*Work instruction*
The records that follow must all be duplicated exactly.

▽

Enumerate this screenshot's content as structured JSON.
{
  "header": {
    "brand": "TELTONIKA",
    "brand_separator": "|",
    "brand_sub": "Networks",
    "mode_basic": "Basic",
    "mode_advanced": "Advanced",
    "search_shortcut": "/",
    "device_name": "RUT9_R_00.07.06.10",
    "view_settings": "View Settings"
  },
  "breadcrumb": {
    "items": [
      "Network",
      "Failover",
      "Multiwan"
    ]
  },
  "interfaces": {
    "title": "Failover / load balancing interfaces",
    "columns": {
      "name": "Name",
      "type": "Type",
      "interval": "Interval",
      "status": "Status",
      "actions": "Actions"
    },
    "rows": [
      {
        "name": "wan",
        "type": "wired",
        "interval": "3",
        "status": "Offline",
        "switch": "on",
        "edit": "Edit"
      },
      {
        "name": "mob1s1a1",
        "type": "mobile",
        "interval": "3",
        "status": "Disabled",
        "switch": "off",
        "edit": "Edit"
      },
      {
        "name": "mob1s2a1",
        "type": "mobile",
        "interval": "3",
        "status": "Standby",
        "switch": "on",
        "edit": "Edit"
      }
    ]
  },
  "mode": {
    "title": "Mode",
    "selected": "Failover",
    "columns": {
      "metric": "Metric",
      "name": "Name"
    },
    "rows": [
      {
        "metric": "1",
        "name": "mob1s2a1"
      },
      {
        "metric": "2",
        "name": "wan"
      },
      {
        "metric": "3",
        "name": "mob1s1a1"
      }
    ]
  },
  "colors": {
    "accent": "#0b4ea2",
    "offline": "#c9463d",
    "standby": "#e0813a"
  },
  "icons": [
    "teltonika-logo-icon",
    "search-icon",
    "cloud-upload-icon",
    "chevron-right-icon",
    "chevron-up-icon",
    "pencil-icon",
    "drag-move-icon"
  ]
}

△

*Task output*
Enumerate this screenshot's content as structured JSON.
{
  "header": {
    "brand": "TELTONIKA",
    "brand_separator": "|",
    "brand_sub": "Networks",
    "mode_basic": "Basic",
    "mode_advanced": "Advanced",
    "search_shortcut": "/",
    "device_name": "RUT9_R_00.07.06.10",
    "view_settings": "View Settings"
  },
  "breadcrumb": {
    "items": [
      "Network",
      "Failover",
      "Multiwan"
    ]
  },
  "interfaces": {
    "title": "Failover / load balancing interfaces",
    "columns": {
      "name": "Name",
      "type": "Type",
      "interval": "Interval",
      "status": "Status",
      "actions": "Actions"
    },
    "rows": [
      {
        "name": "wan",
        "type": "wired",
        "interval": "3",
        "status": "Offline",
        "switch": "on",
        "edit": "Edit"
      },
      {
        "name": "mob1s1a1",
        "type": "mobile",
        "interval": "3",
        "status": "Disabled",
        "switch": "off",
        "edit": "Edit"
      },
      {
        "name": "mob1s2a1",
        "type": "mobile",
        "interval": "3",
        "status": "Standby",
        "switch": "on",
        "edit": "Edit"
      }
    ]
  },
  "mode": {
    "title": "Mode",
    "selected": "Failover",
    "columns": {
      "metric": "Metric",
      "name": "Name"
    },
    "rows": [
      {
        "metric": "1",
        "name": "mob1s2a1"
      },
      {
        "metric": "2",
        "name": "wan"
      },
      {
        "metric": "3",
        "name": "mob1s1a1"
      }
    ]
  },
  "colors": {
    "accent": "#0b4ea2",
    "offline": "#c9463d",
    "standby": "#e0813a"
  },
  "icons": [
    "teltonika-logo-icon",
    "search-icon",
    "cloud-upload-icon",
    "chevron-right-icon",
    "chevron-up-icon",
    "pencil-icon",
    "drag-move-icon"
  ]
}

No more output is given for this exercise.